=== MATERIAL SHOWN ===
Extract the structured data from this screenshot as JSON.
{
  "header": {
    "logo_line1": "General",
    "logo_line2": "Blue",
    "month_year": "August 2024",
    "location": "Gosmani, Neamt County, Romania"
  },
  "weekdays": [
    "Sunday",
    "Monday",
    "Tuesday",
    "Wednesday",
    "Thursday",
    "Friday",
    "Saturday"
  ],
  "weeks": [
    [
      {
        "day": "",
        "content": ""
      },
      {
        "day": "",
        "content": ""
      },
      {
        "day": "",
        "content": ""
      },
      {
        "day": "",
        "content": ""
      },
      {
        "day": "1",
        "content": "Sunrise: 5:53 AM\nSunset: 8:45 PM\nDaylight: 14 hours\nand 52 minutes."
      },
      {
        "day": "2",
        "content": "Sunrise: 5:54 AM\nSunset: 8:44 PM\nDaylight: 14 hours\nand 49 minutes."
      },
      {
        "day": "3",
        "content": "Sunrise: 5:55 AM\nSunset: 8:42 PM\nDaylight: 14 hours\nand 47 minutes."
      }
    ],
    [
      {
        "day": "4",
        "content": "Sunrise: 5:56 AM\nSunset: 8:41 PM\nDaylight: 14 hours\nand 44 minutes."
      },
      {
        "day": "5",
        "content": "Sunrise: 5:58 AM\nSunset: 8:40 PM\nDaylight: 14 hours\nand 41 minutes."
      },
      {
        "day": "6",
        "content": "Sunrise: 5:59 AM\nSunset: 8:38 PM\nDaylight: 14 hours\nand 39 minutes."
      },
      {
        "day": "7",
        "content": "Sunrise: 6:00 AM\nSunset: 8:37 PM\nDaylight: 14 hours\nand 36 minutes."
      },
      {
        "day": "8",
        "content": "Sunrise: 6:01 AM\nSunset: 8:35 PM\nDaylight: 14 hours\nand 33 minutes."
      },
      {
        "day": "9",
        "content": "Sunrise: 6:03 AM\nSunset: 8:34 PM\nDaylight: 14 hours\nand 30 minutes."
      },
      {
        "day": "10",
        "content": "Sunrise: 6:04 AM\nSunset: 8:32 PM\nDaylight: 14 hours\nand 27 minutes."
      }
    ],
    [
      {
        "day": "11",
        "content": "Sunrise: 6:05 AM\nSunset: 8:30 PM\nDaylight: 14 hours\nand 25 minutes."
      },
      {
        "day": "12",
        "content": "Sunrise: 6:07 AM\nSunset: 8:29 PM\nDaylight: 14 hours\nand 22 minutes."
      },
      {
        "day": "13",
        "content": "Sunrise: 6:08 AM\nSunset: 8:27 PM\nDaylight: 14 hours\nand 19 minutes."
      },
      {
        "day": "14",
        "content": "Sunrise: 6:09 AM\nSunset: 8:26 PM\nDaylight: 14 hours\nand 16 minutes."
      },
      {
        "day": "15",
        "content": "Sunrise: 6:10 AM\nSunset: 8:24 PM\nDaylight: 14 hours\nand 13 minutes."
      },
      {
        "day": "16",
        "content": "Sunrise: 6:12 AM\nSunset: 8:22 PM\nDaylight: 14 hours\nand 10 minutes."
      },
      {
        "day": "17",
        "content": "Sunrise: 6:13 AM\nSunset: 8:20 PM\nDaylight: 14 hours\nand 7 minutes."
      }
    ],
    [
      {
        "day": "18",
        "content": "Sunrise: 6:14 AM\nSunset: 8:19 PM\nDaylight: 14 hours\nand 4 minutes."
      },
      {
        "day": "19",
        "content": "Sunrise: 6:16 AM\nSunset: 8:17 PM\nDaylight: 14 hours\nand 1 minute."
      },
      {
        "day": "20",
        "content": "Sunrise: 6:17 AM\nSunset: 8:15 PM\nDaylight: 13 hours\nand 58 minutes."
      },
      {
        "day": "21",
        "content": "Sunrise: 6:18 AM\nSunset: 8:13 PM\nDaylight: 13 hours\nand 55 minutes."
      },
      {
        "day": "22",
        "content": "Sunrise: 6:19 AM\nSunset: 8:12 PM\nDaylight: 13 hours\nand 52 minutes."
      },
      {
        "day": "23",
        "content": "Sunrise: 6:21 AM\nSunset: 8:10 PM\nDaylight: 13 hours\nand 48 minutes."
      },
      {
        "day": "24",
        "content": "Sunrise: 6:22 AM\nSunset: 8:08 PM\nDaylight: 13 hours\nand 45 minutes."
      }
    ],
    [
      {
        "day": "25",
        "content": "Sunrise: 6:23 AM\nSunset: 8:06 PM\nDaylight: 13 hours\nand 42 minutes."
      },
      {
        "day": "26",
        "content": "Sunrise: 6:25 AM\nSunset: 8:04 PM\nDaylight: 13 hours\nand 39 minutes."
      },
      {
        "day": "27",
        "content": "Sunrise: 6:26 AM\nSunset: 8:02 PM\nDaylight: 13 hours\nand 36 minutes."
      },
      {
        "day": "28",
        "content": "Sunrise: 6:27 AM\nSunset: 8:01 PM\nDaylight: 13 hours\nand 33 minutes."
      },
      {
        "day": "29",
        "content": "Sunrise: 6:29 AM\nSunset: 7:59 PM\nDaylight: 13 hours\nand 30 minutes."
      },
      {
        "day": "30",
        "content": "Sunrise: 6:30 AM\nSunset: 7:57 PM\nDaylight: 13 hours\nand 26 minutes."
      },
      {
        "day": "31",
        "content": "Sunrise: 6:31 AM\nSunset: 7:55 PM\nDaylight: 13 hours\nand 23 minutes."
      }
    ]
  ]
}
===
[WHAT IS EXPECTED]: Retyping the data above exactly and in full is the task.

[ANSWER FOR THE TASK]:
Extract the structured data from this screenshot as JSON.
{
  "header": {
    "logo_line1": "General",
    "logo_line2": "Blue",
    "month_year": "August 2024",
    "location": "Gosmani, Neamt County, Romania"
  },
  "weekdays": [
    "Sunday",
    "Monday",
    "Tuesday",
    "Wednesday",
    "Thursday",
    "Friday",
    "Saturday"
  ],
  "weeks": [
    [
      {
        "day": "",
        "content": ""
      },
      {
        "day": "",
        "content": ""
      },
      {
        "day": "",
        "content": ""
      },
      {
        "day": "",
        "content": ""
      },
      {
        "day": "1",
        "content": "Sunrise: 5:53 AM\nSunset: 8:45 PM\nDaylight: 14 hours\nand 52 minutes."
      },
      {
        "day": "2",
        "content": "Sunrise: 5:54 AM\nSunset: 8:44 PM\nDaylight: 14 hours\nand 49 minutes."
      },
      {
        "day": "3",
        "content": "Sunrise: 5:55 AM\nSunset: 8:42 PM\nDaylight: 14 hours\nand 47 minutes."
      }
    ],
    [
      {
        "day": "4",
        "content": "Sunrise: 5:56 AM\nSunset: 8:41 PM\nDaylight: 14 hours\nand 44 minutes."
      },
      {
        "day": "5",
        "content": "Sunrise: 5:58 AM\nSunset: 8:40 PM\nDaylight: 14 hours\nand 41 minutes."
      },
      {
        "day": "6",
        "content": "Sunrise: 5:59 AM\nSunset: 8:38 PM\nDaylight: 14 hours\nand 39 minutes."
      },
      {
        "day": "7",
        "content": "Sunrise: 6:00 AM\nSunset: 8:37 PM\nDaylight: 14 hours\nand 36 minutes."
      },
      {
        "day": "8",
        "content": "Sunrise: 6:01 AM\nSunset: 8:35 PM\nDaylight: 14 hours\nand 33 minutes."
      },
      {
        "day": "9",
        "content": "Sunrise: 6:03 AM\nSunset: 8:34 PM\nDaylight: 14 hours\nand 30 minutes."
      },
      {
        "day": "10",
        "content": "Sunrise: 6:04 AM\nSunset: 8:32 PM\nDaylight: 14 hours\nand 27 minutes."
      }
    ],
    [
      {
        "day": "11",
        "content": "Sunrise: 6:05 AM\nSunset: 8:30 PM\nDaylight: 14 hours\nand 25 minutes."
      },
      {
        "day": "12",
        "content": "Sunrise: 6:07 AM\nSunset: 8:29 PM\nDaylight: 14 hours\nand 22 minutes."
      },
      {
        "day": "13",
        "content": "Sunrise: 6:08 AM\nSunset: 8:27 PM\nDaylight: 14 hours\nand 19 minutes."
      },
      {
        "day": "14",
        "content": "Sunrise: 6:09 AM\nSunset: 8:26 PM\nDaylight: 14 hours\nand 16 minutes."
      },
      {
        "day": "15",
        "content": "Sunrise: 6:10 AM\nSunset: 8:24 PM\nDaylight: 14 hours\nand 13 minutes."
      },
      {
        "day": "16",
        "content": "Sunrise: 6:12 AM\nSunset: 8:22 PM\nDaylight: 14 hours\nand 10 minutes."
      },
      {
        "day": "17",
        "content": "Sunrise: 6:13 AM\nSunset: 8:20 PM\nDaylight: 14 hours\nand 7 minutes."
      }
    ],
    [
      {
        "day": "18",
        "content": "Sunrise: 6:14 AM\nSunset: 8:19 PM\nDaylight: 14 hours\nand 4 minutes."
      },
      {
        "day": "19",
        "content": "Sunrise: 6:16 AM\nSunset: 8:17 PM\nDaylight: 14 hours\nand 1 minute."
      },
      {
        "day": "20",
        "content": "Sunrise: 6:17 AM\nSunset: 8:15 PM\nDaylight: 13 hours\nand 58 minutes."
      },
      {
        "day": "21",
        "content": "Sunrise: 6:18 AM\nSunset: 8:13 PM\nDaylight: 13 hours\nand 55 minutes."
      },
      {
        "day": "22",
        "content": "Sunrise: 6:19 AM\nSunset: 8:12 PM\nDaylight: 13 hours\nand 52 minutes."
      },
      {
        "day": "23",
        "content": "Sunrise: 6:21 AM\nSunset: 8:10 PM\nDaylight: 13 hours\nand 48 minutes."
      },
      {
        "day": "24",
        "content": "Sunrise: 6:22 AM\nSunset: 8:08 PM\nDaylight: 13 hours\nand 45 minutes."
      }
    ],
    [
      {
        "day": "25",
        "content": "Sunrise: 6:23 AM\nSunset: 8:06 PM\nDaylight: 13 hours\nand 42 minutes."
      },
      {
        "day": "26",
        "content": "Sunrise: 6:25 AM\nSunset: 8:04 PM\nDaylight: 13 hours\nand 39 minutes."
      },
      {
        "day": "27",
        "content": "Sunrise: 6:26 AM\nSunset: 8:02 PM\nDaylight: 13 hours\nand 36 minutes."
      },
      {
        "day": "28",
        "content": "Sunrise: 6:27 AM\nSunset: 8:01 PM\nDaylight: 13 hours\nand 33 minutes."
      },
      {
        "day": "29",
        "content": "Sunrise: 6:29 AM\nSunset: 7:59 PM\nDaylight: 13 hours\nand 30 minutes."
      },
      {
        "day": "30",
        "content": "Sunrise: 6:30 AM\nSunset: 7:57 PM\nDaylight: 13 hours\nand 26 minutes."
      },
      {
        "day": "31",
        "content": "Sunrise: 6:31 AM\nSunset: 7:55 PM\nDaylight: 13 hours\nand 23 minutes."
      }
    ]
  ]
}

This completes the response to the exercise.